I love seeing tributes to women who were at the forefront of tech and science; this tribute to Daphne Oram, one of the pioneers of British electronic music, really made my day. Also, here’s the Wikipedia page about her. Snip:
There are many histories of electronic music. Some focus on the avant-garde studios active in Europe, America, Russia and the old eastern bloc countries, and usually mention the work of Karlheinz Stockhausen, Pierre Schaeffer, Luciano Berio, John Cage and others. There are other stories that focus on popular music: Kraftwerk, the Human League, Depeche Mode and Aphex Twin. And there are more esoteric studies that mention Raymond Scott, Louis and Bebe Barron, Tom Dissevelt and Kid Baltan. Yet, however hard you look into the history of electronic music, there is one name you’ll struggle to find – that of Daphne Oram.
Oram was one of the first British composers to produce electronic sound, a pioneer of what became “musique concrete” – music made with sounds recorded on tape, the ancestor of today’s electronic music. Her story makes for fascinating reading. She was born in 1925 when Britain was between two world wars. She was extremely bright, and studied music and electronics – unusual at the time not only because electronics was an exciting new industry, but also because it was a man’s world.
She went on to join the BBC, and, while many of the corporation’s male staff were away fighting in the second world war, she became a balancing engineer, mixing the sounds captured by microphones at classical music concerts. In those days, nearly all programmes went out live because recording was extremely cumbersome and expensive. Tape hadn’t been invented, and cheap computers were half a century away.
Yet when tape did come along, in the early 1950s, Oram was quick to realise that it could be used not simply for recording existing sounds, but for composing a new kind of music. Not the music of instruments, notes and tunes, but the music of ordinary, everyday sound.
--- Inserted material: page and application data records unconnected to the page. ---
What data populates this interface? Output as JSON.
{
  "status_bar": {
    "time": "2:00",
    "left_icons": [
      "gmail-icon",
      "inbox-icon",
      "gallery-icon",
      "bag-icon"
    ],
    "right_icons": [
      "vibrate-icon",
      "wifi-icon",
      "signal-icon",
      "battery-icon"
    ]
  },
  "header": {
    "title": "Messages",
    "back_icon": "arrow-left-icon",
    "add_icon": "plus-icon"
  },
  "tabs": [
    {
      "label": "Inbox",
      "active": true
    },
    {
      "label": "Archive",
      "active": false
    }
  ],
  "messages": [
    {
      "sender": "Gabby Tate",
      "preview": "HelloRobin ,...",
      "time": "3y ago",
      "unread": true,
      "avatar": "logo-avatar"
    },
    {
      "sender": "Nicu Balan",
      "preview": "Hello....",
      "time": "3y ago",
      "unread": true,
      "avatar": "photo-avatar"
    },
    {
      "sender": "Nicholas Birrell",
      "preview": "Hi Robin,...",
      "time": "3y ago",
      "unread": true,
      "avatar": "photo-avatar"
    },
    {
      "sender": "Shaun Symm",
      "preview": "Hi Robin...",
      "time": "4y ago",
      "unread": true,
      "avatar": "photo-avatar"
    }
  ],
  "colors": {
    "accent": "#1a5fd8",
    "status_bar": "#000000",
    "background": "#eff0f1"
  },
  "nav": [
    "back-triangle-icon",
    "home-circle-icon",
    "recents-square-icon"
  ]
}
After Oram had finished her day’s work, and everyone had gone home, she trundled tape recorders the size of industrial gas cookers from empty studios, and gathered them to experiment late into the night. She recorded sounds on to tape, and then cut, spliced and looped them; slowed them down, sped them up, played them backwards. It must have been like working in a laboratory, or inventing new colours – a new world almost impossible to imagine now. (…read more.)